## SOURCE INFORMATION
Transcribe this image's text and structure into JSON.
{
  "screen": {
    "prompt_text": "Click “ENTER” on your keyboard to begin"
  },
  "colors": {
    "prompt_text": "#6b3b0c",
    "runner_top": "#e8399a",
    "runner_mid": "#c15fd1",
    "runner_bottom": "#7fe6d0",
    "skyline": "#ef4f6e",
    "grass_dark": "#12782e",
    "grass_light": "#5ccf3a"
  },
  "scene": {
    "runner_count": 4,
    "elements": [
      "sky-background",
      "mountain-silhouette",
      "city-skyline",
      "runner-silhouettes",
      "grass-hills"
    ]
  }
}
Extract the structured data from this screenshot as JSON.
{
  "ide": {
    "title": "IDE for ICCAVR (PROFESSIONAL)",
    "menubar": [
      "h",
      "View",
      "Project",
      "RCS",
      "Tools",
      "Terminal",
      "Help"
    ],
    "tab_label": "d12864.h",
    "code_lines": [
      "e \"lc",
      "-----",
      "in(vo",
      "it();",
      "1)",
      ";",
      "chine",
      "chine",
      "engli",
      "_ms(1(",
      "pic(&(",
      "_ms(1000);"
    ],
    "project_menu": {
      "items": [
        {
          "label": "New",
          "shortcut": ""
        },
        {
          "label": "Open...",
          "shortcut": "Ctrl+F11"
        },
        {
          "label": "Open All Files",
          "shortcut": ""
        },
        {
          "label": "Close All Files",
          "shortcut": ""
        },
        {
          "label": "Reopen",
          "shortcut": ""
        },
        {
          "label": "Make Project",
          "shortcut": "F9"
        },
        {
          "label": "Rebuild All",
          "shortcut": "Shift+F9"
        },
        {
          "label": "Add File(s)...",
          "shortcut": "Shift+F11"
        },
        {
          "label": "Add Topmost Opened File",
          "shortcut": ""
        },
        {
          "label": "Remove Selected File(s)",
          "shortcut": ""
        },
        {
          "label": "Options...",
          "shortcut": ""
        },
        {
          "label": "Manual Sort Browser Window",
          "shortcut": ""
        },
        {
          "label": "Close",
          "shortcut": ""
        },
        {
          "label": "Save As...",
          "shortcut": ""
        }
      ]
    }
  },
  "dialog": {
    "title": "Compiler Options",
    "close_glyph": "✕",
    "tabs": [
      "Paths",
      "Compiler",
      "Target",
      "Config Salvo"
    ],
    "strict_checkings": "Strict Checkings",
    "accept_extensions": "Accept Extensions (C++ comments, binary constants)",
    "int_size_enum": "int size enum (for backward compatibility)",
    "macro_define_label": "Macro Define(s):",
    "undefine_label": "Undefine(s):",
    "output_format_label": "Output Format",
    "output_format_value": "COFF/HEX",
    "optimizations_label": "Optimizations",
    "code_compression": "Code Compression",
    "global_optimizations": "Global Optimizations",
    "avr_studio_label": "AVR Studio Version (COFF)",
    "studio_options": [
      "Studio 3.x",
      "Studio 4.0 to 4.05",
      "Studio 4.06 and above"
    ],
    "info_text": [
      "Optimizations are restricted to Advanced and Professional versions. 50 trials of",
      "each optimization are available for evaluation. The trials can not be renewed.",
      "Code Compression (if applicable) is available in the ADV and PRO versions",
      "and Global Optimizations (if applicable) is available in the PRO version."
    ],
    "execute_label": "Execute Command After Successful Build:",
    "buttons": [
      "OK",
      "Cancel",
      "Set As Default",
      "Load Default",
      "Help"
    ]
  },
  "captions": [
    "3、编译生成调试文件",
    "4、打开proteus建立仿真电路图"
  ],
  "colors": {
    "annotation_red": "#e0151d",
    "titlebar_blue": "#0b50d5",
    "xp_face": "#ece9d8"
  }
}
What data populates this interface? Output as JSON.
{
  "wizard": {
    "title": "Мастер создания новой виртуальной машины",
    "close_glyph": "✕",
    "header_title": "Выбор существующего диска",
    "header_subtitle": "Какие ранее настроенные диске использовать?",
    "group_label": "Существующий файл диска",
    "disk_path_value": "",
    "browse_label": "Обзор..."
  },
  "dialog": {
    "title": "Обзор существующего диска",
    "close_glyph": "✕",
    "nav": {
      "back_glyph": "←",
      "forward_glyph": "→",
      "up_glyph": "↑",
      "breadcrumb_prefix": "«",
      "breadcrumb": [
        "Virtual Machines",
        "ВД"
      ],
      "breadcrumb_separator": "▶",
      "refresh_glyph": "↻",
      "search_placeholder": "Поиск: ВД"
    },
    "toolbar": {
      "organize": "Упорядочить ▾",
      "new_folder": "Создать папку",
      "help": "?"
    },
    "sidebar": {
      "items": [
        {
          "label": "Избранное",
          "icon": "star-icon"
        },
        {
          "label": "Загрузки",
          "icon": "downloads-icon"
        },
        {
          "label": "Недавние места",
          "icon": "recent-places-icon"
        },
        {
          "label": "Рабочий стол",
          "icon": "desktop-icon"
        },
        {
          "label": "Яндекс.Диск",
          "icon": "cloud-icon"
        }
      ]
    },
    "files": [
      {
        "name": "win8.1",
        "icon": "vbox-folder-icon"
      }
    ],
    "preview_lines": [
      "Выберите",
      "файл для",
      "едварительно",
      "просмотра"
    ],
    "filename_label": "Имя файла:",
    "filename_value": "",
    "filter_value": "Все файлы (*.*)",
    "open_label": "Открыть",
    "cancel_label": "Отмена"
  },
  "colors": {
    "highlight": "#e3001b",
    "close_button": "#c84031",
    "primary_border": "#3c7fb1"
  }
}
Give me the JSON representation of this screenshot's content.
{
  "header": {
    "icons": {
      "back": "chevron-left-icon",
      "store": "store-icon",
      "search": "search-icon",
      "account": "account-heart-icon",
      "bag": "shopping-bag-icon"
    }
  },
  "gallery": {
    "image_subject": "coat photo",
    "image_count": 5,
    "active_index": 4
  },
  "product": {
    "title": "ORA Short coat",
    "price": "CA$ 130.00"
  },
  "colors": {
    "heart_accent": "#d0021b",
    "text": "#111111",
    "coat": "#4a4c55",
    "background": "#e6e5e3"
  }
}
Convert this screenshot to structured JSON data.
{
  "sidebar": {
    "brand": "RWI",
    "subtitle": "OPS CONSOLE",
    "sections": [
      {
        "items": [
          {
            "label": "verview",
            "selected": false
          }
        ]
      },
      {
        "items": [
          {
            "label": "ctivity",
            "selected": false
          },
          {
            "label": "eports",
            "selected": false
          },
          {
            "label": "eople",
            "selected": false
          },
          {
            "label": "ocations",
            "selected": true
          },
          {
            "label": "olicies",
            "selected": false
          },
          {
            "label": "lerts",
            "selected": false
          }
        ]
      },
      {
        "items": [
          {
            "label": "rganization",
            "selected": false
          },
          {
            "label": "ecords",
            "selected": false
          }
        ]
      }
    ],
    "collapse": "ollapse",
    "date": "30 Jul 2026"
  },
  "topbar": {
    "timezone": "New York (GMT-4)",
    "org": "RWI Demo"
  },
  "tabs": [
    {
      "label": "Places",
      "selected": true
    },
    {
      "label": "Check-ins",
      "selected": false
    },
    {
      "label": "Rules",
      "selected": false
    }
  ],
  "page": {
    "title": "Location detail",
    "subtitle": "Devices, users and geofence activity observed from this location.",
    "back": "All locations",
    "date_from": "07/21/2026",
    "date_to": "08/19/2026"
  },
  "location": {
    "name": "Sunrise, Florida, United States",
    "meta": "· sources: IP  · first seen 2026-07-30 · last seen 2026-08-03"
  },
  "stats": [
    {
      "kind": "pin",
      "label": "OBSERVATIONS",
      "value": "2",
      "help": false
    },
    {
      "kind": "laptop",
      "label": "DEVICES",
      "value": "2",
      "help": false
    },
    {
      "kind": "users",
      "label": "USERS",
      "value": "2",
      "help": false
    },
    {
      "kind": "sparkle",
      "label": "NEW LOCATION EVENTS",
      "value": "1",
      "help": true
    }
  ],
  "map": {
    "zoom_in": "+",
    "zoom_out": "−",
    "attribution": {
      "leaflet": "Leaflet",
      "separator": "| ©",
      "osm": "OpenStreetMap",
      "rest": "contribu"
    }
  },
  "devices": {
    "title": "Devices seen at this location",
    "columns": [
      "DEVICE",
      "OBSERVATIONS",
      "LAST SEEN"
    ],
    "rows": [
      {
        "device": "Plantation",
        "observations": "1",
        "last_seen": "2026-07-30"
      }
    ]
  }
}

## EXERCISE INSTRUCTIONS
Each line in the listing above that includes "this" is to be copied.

## REPLY TO THE TASK
Transcribe this image's text and structure into JSON.
Extract the structured data from this screenshot as JSON.
What data populates this interface? Output as JSON.
Give me the JSON representation of this screenshot's content.
Convert this screenshot to structured JSON data.
    "subtitle": "Devices, users and geofence activity observed from this location.",
    "title": "Devices seen at this location",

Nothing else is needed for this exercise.